Constitution changes face myriad challenges
President Uhuru Kenyatta’s speech on Jamhuri Day marked a turning point for a nation facing some of the most critical challenges in its history since independence 57 years ago.
The search for unity to consolidate nationhood remains elusive, with the President relying on the Building Bridges Initiative (BBI) constitutional amendment to deliver a political solution to the perennial divisions often violent manifested every election cycle.
Yet the Constitutional Amendment Bill, 2020 has come at a time when the nation is grappling with an unprecedented public health crisis exacerbated by the Covid-19 pandemic that has destroyed lives and livelihoods across the globe.
As Kenyans and the rest of humanity contend with the devastation caused by the coronavirus, alarming forecasts paint a bleak picture on economies worldwide, with those in developing countries such as Kenya worst hit.
The IMF projects Sub-Saharan Africa’s economy to contract by 3.2 per cent in 2020, double the forecast earlier this year at the onset of the pandemic, from the 3.1 per cent growth of 2019.
With Africa facing its first recession in three decades, Kenya is among the many heavily indebted African economies with limited fiscal capacity to absorb the economic shocks caused by the pandemic. Tough times lie ahead.
Treasury Cabinet Secretary Ukur Yatani admits Covid-19 has wiped out revenue sources as the government seeks to plug a Sh841 billion financial hole by borrowing. Kenya’s public debt stands at Sh7.2 trillion.
Questions have been raised on the wisdom of conducting monumental constitutional changes at a time when the Covid-19 crisis has stretched our fragile health system to the limit and the economy is on its knees.
Frontline healthcare workers are protesting lack of personal protective equipment and have other grievances related to alleged corruption revolving around the Ministry of Health and the Kenya Medical Supplies Agency (Kemsa).
At least 32 doctors, 28 nurses and 12 clinical officers have died from the coronavirus, with more than 2,900 healthcare workers infected since the pandemic struck Kenya in March.
The BBI’s initiators believe that despite the pain Covid-19 has inflicted, the constitutional amendment is the bitter pill citizens have to swallow to cure the ailment of negative ethnicity that has imperilled national cohesion.
Riding on a wave of populism, the BBI has surmounted the first hurdle after the submission of over four million signatures to the IEBC, but there are headwinds ahead.
First call is the county assemblies, then the National Assembly and the Senate, where the intense cross-party lobbying and the grassroots campaigns will most likely defy Covid-19 protocols and pockets of opposition for a decisive win at the referendum.
Then there are the eight cases against the referendum drive, including one filed by Kericho and Nandi county assemblies and another by Makueni Governor Kivutha Kibwana, a constitutional lawyer, seeking an advisory opinion at the Supreme Court.

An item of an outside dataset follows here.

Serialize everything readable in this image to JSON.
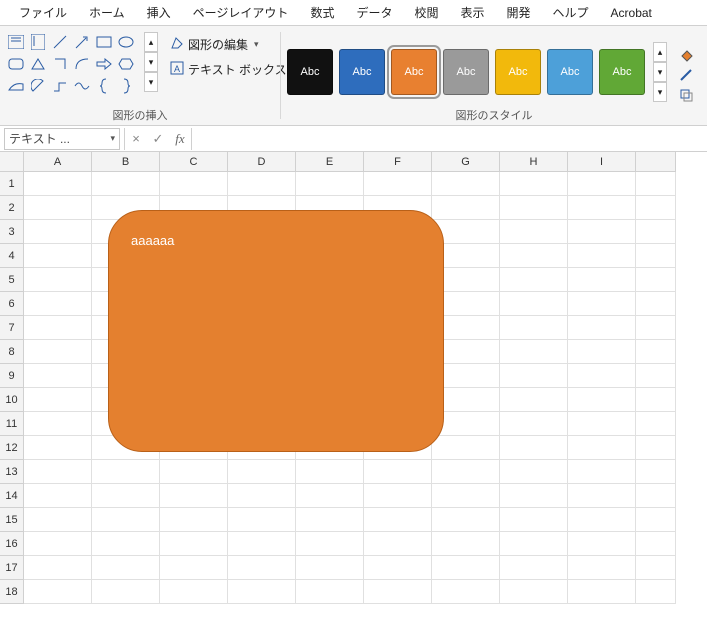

The rest are at the High Court where those challenging the Constitutional Amendment Bill include Linda Katiba Movement’s NARC-Kenya leader Martha Karua and economist David Ndii.
But BBI joint secretary Paul Mwangi says they have opened a new legal battlefront because they have realised that there is little they can do to stop the BBI at the county assemblies and Parliament.
All indications are that 2021 will be a critical year for the Executive, the Legislature, the Judiciary, and the people. — [email protected]